Spring 2022

Document Type

Open Access Dissertation


Educational Studies

First Advisor

William Morris


Strong mathematics achievement is lacking in the United States, with motivation waning especially among mathematics and online students. Online mathematics students, in particular, struggle with self-regulation and self-efficacy (Kim, 2012; Sun & Rueda, 2012). Ryan and Deci (2017), in their well-established and empirical self-determination theory, contended that satisfying the psychological needs of autonomy (involving self-regulation), competence (involving self-efficacy), and relatedness (involving a sense of belonging) creates a suitable environment for integrated extrinsic and intrinsic motivation to thrive. The purpose of this action research was to create and implement a self-determination theory-based online unit on factoring polynomials for mathematics students at the school in this study to improve students’ motivation levels. The research questions aimed to identify changes in the levels of autonomy, competence, and relatedness of the participants as well as the effect on the factoring polynomials final assessment scores.

This action research study utilized a convergent mixed methods design. The Algebra 2 course provided a purposive sample (n = 50) for this online school in the northeastern United States. The intervention, a factoring polynomials unit built with supports for students’ autonomy, competence, and relatedness needs, replaced a unit in the Algebra 2 course. A pretest-posttest motivation questionnaire, a pretest-posttest content knowledge exam, and six student interviews were used as data collection methods. Quantitative data were analyzed with descriptive and inferential statistics. Inductive analysis was used to analyze the qualitative data and identify emergent themes. The results indicated a significant increase in competence after completing the intervention unit in both the quantitative and qualitative data. While no significant increase in autonomy or relatedness were evident in the quantitative results, the qualitative findings showed some support for improved autonomy and strong support for improved relatedness.

The results revealed that the design components for competence in the intervention unit supported participants’ perceptions of self-efficacy with optimal challenge.

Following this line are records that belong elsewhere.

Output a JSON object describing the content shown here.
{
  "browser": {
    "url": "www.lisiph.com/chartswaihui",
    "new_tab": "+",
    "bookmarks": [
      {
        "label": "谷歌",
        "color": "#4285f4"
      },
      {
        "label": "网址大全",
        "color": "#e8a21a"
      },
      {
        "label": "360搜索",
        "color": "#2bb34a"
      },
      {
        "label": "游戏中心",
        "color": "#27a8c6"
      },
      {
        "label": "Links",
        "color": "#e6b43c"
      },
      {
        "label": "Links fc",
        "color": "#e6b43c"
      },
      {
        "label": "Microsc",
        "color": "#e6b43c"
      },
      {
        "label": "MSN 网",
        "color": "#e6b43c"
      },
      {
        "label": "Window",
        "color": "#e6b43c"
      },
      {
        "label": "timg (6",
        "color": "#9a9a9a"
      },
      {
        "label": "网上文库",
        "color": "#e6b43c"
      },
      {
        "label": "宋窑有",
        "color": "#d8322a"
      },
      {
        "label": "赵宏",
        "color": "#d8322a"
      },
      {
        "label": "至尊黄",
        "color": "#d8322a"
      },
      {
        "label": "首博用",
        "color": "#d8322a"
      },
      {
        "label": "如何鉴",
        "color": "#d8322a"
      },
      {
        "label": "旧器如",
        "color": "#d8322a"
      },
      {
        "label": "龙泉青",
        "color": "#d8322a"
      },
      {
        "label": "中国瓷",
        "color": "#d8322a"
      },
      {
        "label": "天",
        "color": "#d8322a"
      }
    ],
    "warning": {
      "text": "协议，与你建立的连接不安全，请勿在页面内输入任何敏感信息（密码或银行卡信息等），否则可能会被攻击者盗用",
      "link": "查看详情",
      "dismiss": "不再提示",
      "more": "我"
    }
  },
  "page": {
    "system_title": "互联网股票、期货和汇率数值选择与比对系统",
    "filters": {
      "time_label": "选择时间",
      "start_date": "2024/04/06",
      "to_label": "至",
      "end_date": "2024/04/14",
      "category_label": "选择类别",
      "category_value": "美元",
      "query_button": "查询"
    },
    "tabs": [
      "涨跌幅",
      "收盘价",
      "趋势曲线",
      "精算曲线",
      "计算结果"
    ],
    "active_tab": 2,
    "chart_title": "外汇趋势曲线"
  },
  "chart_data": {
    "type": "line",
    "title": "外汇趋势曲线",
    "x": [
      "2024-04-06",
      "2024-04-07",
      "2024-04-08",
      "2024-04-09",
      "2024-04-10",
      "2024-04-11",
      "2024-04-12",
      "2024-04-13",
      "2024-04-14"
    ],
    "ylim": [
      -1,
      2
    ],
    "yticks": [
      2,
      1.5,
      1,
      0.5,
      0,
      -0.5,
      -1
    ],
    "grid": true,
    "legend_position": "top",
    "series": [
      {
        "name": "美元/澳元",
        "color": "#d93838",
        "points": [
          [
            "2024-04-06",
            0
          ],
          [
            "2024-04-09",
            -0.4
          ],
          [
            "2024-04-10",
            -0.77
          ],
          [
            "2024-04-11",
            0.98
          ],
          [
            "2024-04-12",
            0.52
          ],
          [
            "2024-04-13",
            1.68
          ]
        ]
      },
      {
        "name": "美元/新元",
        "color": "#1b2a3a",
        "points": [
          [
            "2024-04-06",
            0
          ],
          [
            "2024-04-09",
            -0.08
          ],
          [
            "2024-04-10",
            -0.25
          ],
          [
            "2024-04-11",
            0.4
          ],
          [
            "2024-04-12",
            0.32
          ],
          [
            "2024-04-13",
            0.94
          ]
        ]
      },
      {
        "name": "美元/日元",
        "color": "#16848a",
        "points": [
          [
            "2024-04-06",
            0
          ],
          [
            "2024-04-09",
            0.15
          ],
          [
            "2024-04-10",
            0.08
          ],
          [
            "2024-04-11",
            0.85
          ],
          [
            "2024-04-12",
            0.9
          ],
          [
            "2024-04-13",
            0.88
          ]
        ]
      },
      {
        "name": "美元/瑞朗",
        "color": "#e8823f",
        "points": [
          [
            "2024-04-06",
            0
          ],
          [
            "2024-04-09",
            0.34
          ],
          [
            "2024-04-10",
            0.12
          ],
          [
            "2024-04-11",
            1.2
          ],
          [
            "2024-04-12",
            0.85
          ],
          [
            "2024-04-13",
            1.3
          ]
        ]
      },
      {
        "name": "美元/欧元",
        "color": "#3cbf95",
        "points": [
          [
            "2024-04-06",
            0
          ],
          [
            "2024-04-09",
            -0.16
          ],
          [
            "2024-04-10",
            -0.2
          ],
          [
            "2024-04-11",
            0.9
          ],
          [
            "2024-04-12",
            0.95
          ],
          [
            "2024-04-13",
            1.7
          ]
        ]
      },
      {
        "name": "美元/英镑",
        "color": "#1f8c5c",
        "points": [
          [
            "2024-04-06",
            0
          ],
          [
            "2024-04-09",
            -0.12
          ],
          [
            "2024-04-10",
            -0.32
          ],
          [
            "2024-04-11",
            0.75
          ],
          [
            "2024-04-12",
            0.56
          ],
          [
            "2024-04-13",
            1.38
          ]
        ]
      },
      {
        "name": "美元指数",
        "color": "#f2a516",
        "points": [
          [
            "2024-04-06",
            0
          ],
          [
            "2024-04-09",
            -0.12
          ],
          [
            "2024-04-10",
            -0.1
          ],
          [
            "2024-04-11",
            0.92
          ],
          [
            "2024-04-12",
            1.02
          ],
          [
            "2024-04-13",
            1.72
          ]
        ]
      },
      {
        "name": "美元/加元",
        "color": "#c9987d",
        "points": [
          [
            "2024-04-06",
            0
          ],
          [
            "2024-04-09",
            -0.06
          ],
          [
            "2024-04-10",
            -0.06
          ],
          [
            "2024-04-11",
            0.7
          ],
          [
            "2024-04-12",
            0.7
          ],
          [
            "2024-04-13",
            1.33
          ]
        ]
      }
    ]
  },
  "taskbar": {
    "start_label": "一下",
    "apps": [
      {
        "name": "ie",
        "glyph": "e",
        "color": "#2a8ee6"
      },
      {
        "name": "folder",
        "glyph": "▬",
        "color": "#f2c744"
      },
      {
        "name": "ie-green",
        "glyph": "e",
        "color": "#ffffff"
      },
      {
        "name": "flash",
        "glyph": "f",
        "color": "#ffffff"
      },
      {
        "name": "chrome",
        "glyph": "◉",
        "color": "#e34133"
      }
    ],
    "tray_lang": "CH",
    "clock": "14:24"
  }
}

Specifically, check buttons with correctness and informative feedback, prior knowledge information with check for understanding questions, and chunking the content with appropriate scaffolding throughout the lessons provided an environment for competence to thrive. Recommendations, implications, and limitations of the study are given.